US Navy’s Pilotless Solar-Powered Plane Can Fly for 90 Days Straight
The US Navy is developing a pilotless aircraft capable to remain airborne for 90 days. The crewless aircraft will be powered with solar energy from solar panels on its wings.
The US Navy has given the contract to develop the plane to US-Spanish aerospace firm Skydweller Aero.
Removing the cockpit allowed a longer range and larger payloads!
By eliminating the need for a pilot, aircraft will be able to carry more hardware and increase uninterrupted flight time.
The plane’s 236-foot wingspan is covered with 2,900 square feet of photovoltaic cells. Aptly called, Skydweller, the plane can fly for 90 days at a stretch without taking off and landing multiple times.
Carrying 800 pounds of radar and camera equipment, the autonomous plane can cruise at speeds of up to 100 knots and fly as high as 45,931 feet. These advanced capabilities could allow the Navy to watch the surrounding seas continuously while escorting ships for months at a time.

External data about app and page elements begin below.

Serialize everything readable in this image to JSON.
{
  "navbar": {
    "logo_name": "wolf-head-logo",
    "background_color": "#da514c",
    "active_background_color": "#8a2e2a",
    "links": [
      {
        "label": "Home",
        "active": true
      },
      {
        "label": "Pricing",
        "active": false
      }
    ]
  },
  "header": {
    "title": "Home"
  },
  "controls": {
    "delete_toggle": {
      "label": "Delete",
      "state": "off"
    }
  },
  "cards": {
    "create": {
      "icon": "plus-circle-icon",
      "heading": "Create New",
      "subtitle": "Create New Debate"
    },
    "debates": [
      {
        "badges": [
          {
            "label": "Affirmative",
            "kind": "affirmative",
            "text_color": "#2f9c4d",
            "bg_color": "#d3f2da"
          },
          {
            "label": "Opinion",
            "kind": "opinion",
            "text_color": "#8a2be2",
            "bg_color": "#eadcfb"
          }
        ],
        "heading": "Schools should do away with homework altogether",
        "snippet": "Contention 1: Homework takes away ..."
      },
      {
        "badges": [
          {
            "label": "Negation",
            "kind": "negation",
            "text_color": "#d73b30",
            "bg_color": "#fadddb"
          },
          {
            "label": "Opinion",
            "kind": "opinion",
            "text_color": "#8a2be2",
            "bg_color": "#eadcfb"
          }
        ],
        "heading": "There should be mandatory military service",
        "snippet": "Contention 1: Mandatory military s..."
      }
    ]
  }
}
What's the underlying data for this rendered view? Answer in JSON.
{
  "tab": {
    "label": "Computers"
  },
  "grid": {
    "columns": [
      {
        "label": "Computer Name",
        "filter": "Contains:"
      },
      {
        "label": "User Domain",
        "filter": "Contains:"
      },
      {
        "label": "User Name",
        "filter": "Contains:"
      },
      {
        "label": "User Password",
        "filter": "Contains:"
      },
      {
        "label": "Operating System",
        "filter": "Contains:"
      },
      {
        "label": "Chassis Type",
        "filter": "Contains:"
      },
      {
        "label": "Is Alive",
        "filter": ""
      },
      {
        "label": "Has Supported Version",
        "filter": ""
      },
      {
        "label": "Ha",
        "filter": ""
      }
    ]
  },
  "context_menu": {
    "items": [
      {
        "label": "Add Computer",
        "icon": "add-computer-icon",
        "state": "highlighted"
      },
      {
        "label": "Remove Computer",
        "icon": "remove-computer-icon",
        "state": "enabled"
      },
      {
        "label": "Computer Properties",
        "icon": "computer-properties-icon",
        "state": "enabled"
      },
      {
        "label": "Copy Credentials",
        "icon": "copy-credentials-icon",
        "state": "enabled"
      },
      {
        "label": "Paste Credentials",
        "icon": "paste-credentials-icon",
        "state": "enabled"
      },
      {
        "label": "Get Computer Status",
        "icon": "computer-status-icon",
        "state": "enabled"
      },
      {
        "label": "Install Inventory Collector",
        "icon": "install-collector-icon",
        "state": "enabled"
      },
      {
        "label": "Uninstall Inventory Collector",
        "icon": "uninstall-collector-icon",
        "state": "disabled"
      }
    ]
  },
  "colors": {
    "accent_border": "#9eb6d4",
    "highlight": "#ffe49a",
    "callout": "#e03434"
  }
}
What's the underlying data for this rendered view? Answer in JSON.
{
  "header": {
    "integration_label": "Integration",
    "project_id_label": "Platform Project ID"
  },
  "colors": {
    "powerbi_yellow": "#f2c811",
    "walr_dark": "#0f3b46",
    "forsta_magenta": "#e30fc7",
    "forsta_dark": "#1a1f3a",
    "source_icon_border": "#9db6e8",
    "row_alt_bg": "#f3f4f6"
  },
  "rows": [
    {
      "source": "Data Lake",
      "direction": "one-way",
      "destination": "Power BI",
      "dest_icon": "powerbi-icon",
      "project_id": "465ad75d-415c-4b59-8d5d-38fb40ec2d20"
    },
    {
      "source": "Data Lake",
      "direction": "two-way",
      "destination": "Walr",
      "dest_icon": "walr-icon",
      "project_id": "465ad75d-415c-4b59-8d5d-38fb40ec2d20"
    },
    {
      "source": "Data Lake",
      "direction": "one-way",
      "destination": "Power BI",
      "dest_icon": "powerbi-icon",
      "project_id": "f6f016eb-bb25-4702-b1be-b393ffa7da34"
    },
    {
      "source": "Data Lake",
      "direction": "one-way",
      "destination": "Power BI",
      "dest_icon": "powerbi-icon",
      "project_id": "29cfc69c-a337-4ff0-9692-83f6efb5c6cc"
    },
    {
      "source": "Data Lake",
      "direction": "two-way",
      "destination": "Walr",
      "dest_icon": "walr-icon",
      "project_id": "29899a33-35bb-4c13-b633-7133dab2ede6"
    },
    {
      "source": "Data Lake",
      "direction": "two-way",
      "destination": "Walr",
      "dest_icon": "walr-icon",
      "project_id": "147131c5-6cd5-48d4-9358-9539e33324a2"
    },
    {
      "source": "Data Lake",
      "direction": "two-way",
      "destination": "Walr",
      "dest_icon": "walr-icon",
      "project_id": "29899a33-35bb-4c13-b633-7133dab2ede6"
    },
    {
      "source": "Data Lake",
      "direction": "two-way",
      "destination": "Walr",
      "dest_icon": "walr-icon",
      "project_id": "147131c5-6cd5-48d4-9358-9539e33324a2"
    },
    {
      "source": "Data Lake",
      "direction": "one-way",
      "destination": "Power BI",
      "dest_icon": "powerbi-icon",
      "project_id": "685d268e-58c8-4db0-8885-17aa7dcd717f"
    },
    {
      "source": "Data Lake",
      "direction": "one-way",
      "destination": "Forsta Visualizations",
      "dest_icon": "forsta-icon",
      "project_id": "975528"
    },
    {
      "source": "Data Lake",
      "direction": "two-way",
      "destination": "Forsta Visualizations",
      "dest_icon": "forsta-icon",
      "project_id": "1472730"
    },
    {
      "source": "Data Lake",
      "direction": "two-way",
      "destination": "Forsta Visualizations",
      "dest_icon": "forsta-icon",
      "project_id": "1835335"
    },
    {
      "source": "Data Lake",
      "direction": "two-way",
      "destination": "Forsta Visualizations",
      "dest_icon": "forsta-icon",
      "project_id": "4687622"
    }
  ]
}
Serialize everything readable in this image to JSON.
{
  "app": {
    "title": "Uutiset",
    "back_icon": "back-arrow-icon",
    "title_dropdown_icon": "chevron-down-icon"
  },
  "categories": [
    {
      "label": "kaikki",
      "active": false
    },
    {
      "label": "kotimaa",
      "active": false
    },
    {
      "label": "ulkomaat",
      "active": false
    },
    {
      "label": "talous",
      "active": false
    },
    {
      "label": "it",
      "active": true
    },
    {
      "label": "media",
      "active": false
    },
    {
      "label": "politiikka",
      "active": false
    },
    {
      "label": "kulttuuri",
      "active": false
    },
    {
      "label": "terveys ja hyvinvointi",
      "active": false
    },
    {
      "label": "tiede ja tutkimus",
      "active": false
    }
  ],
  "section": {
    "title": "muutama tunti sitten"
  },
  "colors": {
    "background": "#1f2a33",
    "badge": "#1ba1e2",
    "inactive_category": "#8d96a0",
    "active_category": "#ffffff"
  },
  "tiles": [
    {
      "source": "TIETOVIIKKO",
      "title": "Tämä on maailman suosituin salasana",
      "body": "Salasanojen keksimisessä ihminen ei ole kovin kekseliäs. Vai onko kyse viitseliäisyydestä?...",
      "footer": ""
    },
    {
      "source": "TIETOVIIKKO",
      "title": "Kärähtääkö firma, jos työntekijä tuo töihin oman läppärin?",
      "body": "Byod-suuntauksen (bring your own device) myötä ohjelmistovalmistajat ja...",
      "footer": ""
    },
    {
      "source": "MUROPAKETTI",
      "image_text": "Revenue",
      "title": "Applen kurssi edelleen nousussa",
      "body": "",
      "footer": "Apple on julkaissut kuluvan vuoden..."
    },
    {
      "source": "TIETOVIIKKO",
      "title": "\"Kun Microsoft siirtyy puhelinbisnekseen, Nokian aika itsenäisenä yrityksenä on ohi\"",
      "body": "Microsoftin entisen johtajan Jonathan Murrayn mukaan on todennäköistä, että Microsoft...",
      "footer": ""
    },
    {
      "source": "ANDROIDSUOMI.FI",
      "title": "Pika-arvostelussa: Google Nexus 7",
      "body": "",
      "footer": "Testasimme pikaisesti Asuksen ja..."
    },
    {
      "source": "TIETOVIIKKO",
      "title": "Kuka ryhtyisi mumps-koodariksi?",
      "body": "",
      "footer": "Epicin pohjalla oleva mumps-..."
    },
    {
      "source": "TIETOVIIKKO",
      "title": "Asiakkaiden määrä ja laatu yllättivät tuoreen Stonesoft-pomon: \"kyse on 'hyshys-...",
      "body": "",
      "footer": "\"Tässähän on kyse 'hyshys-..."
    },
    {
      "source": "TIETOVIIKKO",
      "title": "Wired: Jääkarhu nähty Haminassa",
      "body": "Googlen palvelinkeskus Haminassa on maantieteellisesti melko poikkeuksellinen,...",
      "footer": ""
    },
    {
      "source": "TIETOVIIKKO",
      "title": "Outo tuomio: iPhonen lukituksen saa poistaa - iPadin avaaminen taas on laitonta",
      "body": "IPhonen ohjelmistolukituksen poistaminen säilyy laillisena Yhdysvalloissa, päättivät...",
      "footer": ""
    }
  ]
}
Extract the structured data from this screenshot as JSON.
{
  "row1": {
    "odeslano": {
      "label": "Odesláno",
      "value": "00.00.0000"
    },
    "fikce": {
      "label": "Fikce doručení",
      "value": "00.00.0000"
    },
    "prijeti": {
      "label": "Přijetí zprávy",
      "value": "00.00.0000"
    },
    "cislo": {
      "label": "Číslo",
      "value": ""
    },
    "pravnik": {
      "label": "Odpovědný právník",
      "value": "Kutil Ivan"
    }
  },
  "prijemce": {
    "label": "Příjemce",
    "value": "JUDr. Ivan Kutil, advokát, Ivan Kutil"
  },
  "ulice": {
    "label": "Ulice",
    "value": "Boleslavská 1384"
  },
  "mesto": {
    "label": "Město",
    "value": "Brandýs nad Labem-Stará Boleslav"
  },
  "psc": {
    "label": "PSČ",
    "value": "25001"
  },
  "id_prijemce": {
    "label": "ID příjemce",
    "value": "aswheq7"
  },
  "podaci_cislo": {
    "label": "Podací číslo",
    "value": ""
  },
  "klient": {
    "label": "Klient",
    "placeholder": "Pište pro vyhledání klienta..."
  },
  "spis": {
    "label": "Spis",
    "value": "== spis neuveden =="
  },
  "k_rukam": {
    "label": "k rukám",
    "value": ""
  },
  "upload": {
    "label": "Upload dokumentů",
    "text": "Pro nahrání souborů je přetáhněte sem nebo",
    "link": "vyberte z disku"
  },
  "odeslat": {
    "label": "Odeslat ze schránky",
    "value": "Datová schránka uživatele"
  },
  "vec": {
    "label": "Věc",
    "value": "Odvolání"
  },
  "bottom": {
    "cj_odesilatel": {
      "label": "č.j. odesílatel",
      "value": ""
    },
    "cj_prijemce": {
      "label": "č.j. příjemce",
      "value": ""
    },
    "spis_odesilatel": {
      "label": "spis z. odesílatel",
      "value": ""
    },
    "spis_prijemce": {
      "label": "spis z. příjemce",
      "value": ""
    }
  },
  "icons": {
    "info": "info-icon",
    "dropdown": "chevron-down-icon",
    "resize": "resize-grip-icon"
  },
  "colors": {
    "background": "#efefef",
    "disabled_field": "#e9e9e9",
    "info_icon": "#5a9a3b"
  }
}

The drones that are being currently operated by the US Navy can remain airborne for 30 hours only. But the Skydweller will be able to boost the performance and prove useful on a wider range of missions. Skydweller Aero is also planning to fit the Skydweller with hydrogen fuel cells for backup in case of bad weather.